``Whenever there is a problem, a family quarrel for instance, or a threatening-looking person, one of the consultants quickly comes to us, if we haven't recognized it ourselves,'' Yuan says. Her eight colleagues nod rapidly in agreement.
The massive rallies for basic freedoms last spring shook this tight network of control on Dragon Pond Street. Many residents, including the committee, supported the ``patriotic'' call of students for clean government and greater openness in government, says Yuan, a retired professor of engineering.
``However, after learning the government documents and watching the state television documentaries on the turmoil, we've come to realize that many slogans were extremist and a handful of people had manipulated the students,'' she says, upholding the official line.
``Now we'll be more vigilant, and we're very confident that we can spot further trouble and stop it before it happens,'' Yuan adds. Again, committee members vigorously nod their heads.
After the Army cleared Tiananmen Square of protesters on June 4, ``old aunties'' in Beijing searched for fugitive activists, helped uncover Army weapons seized by the public, and turned in residents suspected of engaging in what the party calls ``counterrevolutionary activities.''
As part of its crackdown since the demonstrations, Beijing plans to bolster the squads' powers with a law before China's nominal legislature. The law will give the committees greater powers to enforce party policy, the official press says. Under existing guidelines, the committee leads unemployed and retired residents in required political study every Saturday.
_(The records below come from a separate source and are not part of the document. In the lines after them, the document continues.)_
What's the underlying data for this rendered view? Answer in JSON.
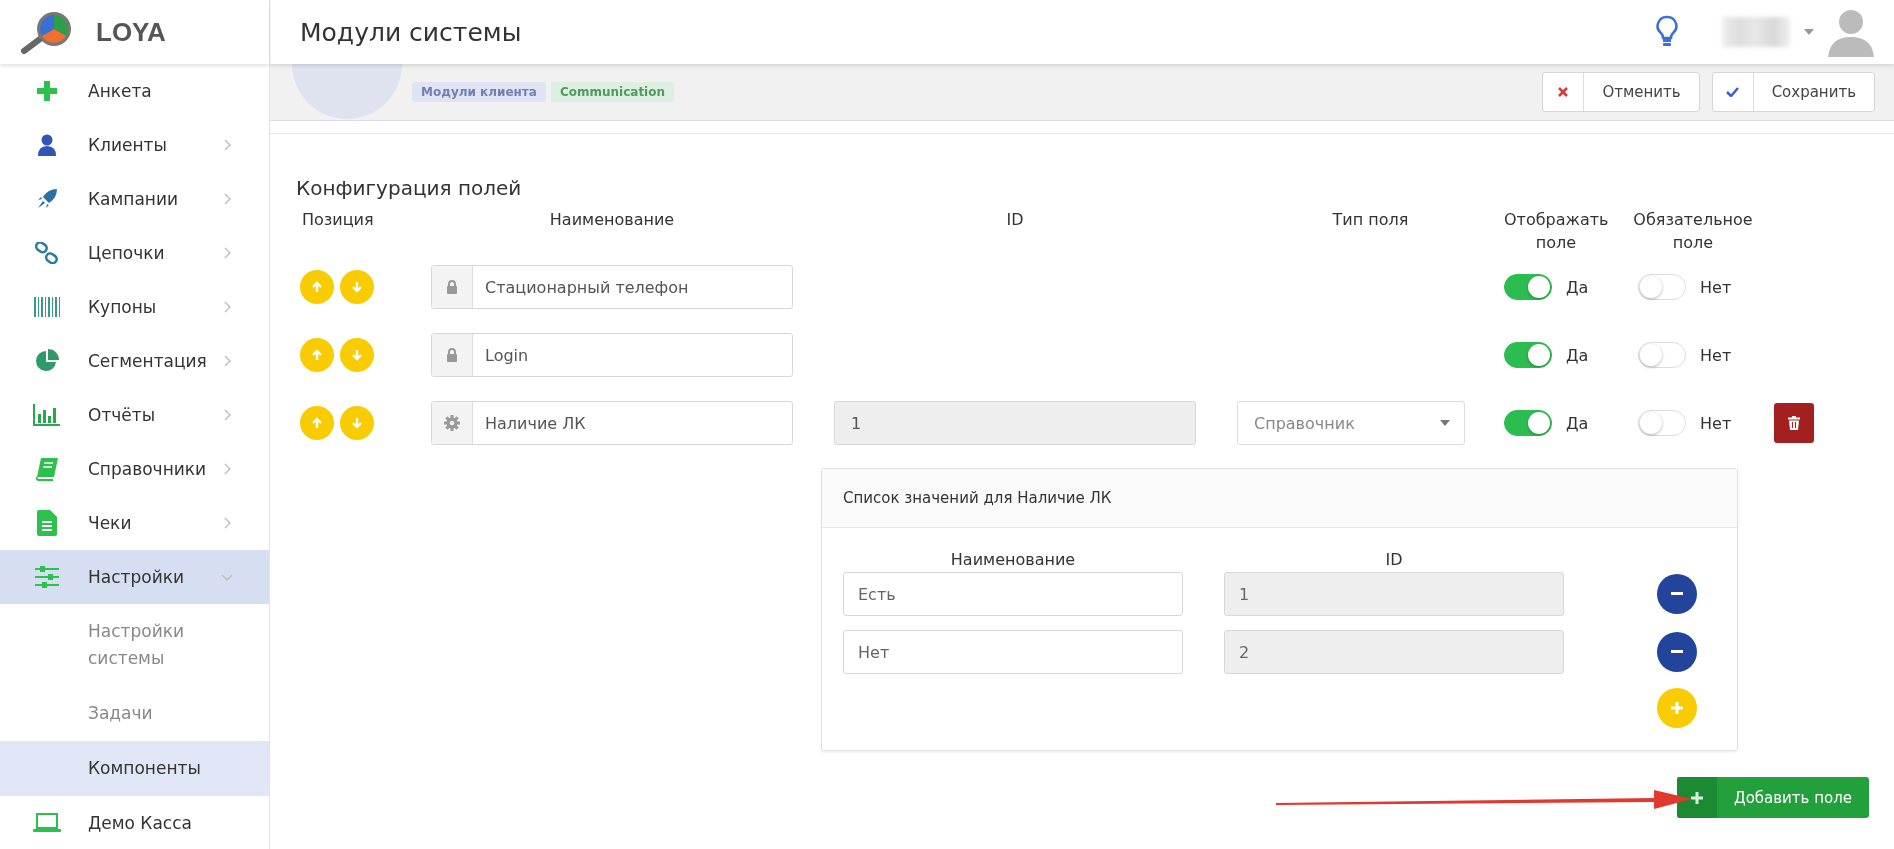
{
  "logo": {
    "text": "LOYA"
  },
  "header": {
    "title": "Модули системы"
  },
  "sidebar": {
    "items": [
      {
        "label": "Анкета",
        "expandable": false,
        "selected": false
      },
      {
        "label": "Клиенты",
        "expandable": true,
        "expanded": false,
        "selected": false
      },
      {
        "label": "Кампании",
        "expandable": true,
        "expanded": false,
        "selected": false
      },
      {
        "label": "Цепочки",
        "expandable": true,
        "expanded": false,
        "selected": false
      },
      {
        "label": "Купоны",
        "expandable": true,
        "expanded": false,
        "selected": false
      },
      {
        "label": "Сегментация",
        "expandable": true,
        "expanded": false,
        "selected": false
      },
      {
        "label": "Отчёты",
        "expandable": true,
        "expanded": false,
        "selected": false
      },
      {
        "label": "Справочники",
        "expandable": true,
        "expanded": false,
        "selected": false
      },
      {
        "label": "Чеки",
        "expandable": true,
        "expanded": false,
        "selected": false
      },
      {
        "label": "Настройки",
        "expandable": true,
        "expanded": true,
        "selected": true,
        "children": [
          {
            "label": "Настройки системы",
            "selected": false
          },
          {
            "label": "Задачи",
            "selected": false
          },
          {
            "label": "Компоненты",
            "selected": true
          }
        ]
      },
      {
        "label": "Демо Касса",
        "expandable": false,
        "selected": false
      }
    ]
  },
  "module": {
    "badges": [
      {
        "label": "Модули клиента",
        "color": "#dfe4f2"
      },
      {
        "label": "Communication",
        "color": "#dcefe0"
      }
    ]
  },
  "toolbar": {
    "cancel": "Отменить",
    "save": "Сохранить"
  },
  "section_title": "Конфигурация полей",
  "columns": [
    "Позиция",
    "Наименование",
    "ID",
    "Тип поля",
    "Отображать поле",
    "Обязательное поле"
  ],
  "fields": [
    {
      "kind": "system",
      "name": "Стационарный телефон",
      "visible": true,
      "visible_label": "Да",
      "required": false,
      "required_label": "Нет"
    },
    {
      "kind": "system",
      "name": "Login",
      "visible": true,
      "visible_label": "Да",
      "required": false,
      "required_label": "Нет"
    },
    {
      "kind": "custom",
      "name": "Наличие ЛК",
      "id": "1",
      "type": "Справочник",
      "visible": true,
      "visible_label": "Да",
      "required": false,
      "required_label": "Нет"
    }
  ],
  "values_panel": {
    "title": "Список значений для Наличие ЛК",
    "columns": [
      "Наименование",
      "ID"
    ],
    "rows": [
      {
        "name": "Есть",
        "id": "1"
      },
      {
        "name": "Нет",
        "id": "2"
      }
    ]
  },
  "add_button": "Добавить поле"
}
Other residents must undergo such indoctrination at work.
The new law will also require Chinese over the age of 18 to secure the approval of the committee before holding a meeting. Such a restriction would help obstruct the sort of spontaneous outpouring of protest that occurred last spring.
Although sometimes also called ``Marxism and Leninism ladies,'' committee members devote much of their time meeting their neighbors' humdrum needs.
Yuan opened a nursery school in 1982 so that mothers with children younger than age two can work. Zhang Lianke, a retired Army officer, recently organized elderly residents to practice martial arts and play the games of beanbag tossing and bowls.
The party's local enforcers often advance their effort to safeguard neighborhood amity right to the hearths of the 539 family households on the street.
Vigilant committee members on Dragon Pond Street this year dashed into the home of an aged neighbor and disarmed him after he had chased his wife around their flat waving a meat cleaver. In the course of seven meetings, committee members gradually reconciled the two.
``Every time the old couple sees us on the street they thank us for bringing them back together,'' says Yuan. Amateur mediators resolved more than 6.9 million civil disputes in 1987, keeping such squabbles out of China's jammed courtrooms, according to the State Statistical Bureau.
Although often dubbed ``old aunties,'' many of the elder police deputies abuse their broad, vaguely defined powers and earn less affectionate nicknames like lao tai po (old bat).
``Some of these people can be real nuisances. They make their neighborhoods their own petty empires,'' a teacher says. In one area, local committee members line their purses by charging residents for the delivery of milk and newspapers, a service provided free in most places.
The neighborhood committees answer to the local police. But the committees often enjoy wide leeway in deciding how to keep their neighbors law abiding and happy.
``We have all cultivated the good habit of self-criticism and of criticizing each other, and so we don't have to go to the police for help,'' Yuan says. Her partners nod again.